There is no denying that in this day and age, the Internet is a wondrous and incredibly potent tool for both business and personal use. The ability to look up almost anything and anyone, receive information nigh-instantaneously, and communicate globally with little to no effort allows us to move mountains as though they were pebbles. Some think this translates to online living trusts.
But it does not come without its own share of drawbacks and weaknesses. As great as the internet is, it is not always very reliable – or very trustworthy. Without a keen sense for what may be true and false, it can be easy to step into a world of misinformation within minutes of opening a new browser tab.
Even if you know where to look, there are some things that the Internet just cannot do for you. Looking up a recipe does not mean you know how to cook – or to put it in other terms, specificity and skill do not come with a quick Google search.
As one example, it is very ill-advised to pick up legal advice online. The Internet is an amazing tool for learning more about the law, and it is very useful if you want to do some homework and better understand a legal decision before you make it. But that does not constitute legal advice or give you the breadth of information you need to completely understand every nuance of a legal decision made in your specific county, for your specific case.
Enter legal services. The Internet is full of services that either offer to prepare legal documents for you, or help you go through a DIY process to create your own legal documents, from wills and trusts to contracts. These preparation services, including online living trusts preparation services, range from completely untrustworthy to popular albeit ill-advised. Here is why the concept itself is flawed:
What the Statistics Say
The argument for and against online DIY legal services is simple – on one hand, these platforms are aiming to help you save money upfront by bypassing a legal professional and helping you do what they do for free, or at a reduced cost. On the other hand, however, reading a book or two or downloading a free fill-out form does not make a lawyer.
Among the many boons of the internet is review culture. Reviews and testimonials give us first-hand experience from other consumers to gauge the quality of a product or service. In the case of online legal services, there seems to be a unanimous agreement that you should be prepared to face a possible host of issues – including the documents not being valid in your state, or for your specific case, or running into issues during the document creation process with little to no customer service on the website’s part.

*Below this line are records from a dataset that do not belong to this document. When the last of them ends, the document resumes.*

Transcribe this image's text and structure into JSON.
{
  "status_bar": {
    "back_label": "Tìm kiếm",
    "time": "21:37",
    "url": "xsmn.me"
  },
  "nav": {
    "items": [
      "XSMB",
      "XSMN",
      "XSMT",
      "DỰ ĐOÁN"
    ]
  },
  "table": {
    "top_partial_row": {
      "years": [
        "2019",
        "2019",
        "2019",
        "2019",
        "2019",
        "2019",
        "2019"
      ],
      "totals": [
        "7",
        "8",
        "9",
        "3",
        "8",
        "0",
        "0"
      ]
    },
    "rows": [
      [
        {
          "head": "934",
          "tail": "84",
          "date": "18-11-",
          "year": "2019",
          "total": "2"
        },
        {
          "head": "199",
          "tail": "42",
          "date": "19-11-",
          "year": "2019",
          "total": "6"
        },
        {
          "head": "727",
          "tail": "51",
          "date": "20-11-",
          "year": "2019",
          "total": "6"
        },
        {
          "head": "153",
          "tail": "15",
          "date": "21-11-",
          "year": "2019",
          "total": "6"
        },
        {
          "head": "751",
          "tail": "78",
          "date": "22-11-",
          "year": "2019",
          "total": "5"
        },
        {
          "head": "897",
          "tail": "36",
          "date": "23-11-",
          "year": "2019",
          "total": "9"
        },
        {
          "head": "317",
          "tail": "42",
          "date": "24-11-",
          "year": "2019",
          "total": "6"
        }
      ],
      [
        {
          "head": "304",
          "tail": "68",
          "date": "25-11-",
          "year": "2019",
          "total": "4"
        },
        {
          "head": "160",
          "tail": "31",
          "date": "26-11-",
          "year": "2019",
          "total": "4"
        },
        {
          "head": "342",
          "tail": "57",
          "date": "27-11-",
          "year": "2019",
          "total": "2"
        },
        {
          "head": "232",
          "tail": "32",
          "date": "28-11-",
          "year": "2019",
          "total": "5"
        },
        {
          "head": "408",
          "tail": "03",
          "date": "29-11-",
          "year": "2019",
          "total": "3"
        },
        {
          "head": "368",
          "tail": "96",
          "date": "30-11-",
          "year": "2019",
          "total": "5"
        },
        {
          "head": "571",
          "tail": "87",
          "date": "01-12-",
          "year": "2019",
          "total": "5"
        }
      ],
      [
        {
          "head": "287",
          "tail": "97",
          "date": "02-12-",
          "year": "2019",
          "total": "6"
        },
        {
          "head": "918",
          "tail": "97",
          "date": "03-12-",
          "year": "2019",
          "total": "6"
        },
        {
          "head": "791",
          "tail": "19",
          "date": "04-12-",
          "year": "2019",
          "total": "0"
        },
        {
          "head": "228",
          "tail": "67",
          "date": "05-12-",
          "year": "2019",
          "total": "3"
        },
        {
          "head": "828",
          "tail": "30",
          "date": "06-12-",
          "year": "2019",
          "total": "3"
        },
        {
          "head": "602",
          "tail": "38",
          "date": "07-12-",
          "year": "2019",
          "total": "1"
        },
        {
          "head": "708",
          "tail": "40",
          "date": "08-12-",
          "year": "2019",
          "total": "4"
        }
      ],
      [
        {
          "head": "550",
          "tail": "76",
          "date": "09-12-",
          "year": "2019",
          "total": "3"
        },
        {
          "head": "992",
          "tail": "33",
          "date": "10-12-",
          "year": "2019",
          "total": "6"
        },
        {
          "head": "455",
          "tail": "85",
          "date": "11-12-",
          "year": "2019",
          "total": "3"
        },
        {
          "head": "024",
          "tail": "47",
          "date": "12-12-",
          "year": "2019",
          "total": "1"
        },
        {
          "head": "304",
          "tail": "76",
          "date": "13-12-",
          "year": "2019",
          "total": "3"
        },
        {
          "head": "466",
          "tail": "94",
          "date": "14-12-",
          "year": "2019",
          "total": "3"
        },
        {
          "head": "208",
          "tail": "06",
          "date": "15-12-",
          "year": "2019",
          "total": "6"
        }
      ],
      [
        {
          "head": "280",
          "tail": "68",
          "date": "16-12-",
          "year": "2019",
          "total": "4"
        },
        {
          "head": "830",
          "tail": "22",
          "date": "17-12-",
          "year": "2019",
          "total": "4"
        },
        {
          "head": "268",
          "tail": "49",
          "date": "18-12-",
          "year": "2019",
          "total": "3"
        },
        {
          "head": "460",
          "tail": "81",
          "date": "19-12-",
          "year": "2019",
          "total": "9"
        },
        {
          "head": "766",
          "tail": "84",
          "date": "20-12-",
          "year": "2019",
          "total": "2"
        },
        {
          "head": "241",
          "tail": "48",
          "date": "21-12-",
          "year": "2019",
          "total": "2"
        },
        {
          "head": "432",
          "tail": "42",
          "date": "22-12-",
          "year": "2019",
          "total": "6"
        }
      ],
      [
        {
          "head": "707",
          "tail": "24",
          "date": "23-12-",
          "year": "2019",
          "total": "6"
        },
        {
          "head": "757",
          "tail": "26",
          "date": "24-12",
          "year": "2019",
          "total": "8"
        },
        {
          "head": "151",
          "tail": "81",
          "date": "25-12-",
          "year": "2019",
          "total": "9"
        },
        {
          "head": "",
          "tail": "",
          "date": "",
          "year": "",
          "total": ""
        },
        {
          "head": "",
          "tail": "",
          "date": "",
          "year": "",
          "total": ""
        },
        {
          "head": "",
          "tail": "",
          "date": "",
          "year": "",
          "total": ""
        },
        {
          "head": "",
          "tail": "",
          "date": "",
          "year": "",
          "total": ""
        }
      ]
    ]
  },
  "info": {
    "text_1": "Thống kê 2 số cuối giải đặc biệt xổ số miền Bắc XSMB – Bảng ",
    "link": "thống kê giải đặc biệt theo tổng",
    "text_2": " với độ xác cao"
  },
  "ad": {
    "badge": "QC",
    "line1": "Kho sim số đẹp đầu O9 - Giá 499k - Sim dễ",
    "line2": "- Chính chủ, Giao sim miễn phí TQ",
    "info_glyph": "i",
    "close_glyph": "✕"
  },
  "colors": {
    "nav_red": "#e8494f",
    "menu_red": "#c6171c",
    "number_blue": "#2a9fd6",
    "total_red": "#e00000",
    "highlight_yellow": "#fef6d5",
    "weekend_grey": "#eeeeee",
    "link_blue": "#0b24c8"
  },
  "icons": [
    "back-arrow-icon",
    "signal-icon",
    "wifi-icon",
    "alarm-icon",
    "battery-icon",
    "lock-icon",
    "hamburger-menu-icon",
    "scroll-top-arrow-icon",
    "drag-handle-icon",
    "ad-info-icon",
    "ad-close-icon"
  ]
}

Creating living trusts without first going over the specifics with a professional can lead to a host of clerical errors. And it only takes one error to render your trust invalid. If you then decide to seek the help of a lawyer, it could take several months and several thousands of dollars to fix the problem. Nuances and technicalities are not ignored or glossed over in court, and unless you want a small mistake to haunt you in a few decades, consider doing it right the first time around.
Why Living Trusts Are Best Built Professionally
There is a reason living trusts cost money. It is not because lawyers are a collective band of modern-day highwaymen – instead, it is because it is very easy to make mistakes when drafting up a trust agreement, and it takes years and years of study and practice to set up a firm and offer professional legal services. The upfront costs for legal documents may seem high, but they are a fraction of what it would cost you to remedy mistakes and clerical errors often made when using DIY forms or attempting to create a trust on your own.
Living trusts can be a very complicated legal tool. In most cases, trusts are recommended and drafted up specifically because an estate is too large or too complex to be encapsulated within a last will and testament. With some help from a lawyer, building and polishing your own will takes neither a large amount of time nor resources. But a trust is completely different, built and customized specifically to address issues that only you might face, due to very specific circumstances and a variety of factors.
From the contents of your estate, to the state of your marriage, your relationship to your children, your family’s financial capabilities, your wishes regarding charity and more – there are too many things to consider for a DIY trust to properly address.
There is also the fact that most online legal services offer only a very basic and incredibly boilerplate example of a trust document. Sometimes, they do not even offer separate templates for each state. States have varying laws in matters of inheritance, estate planning and taxes, as well as differences in the probate code. These may be subtle to a layman, but they can substantially change the requirements and considerations of a living trust.
Legal Advice on the Internet
It is important to remember that, technically speaking, it is not legal to offer definitive legal advice through the Internet without practicing the law and taking a person on as an official client. What you see online can be used to help you make better informed decisions, but it is not to be taken as advice directly aimed at you and your needs as a person.
All online legal services offer lengthy disclaimers specifically stating that their content is not to be misunderstood as being official legal advice – the same goes for this article. If you want a valuable and professional opinion, then meet up with a lawyer and give them the details of your estate, and your wants and wishes.
As we have mentioned, the Internet is a great source of information and entertainment. But when discussing matters of inheritance and estate planning, the most important piece of information is to go and speak with a professional.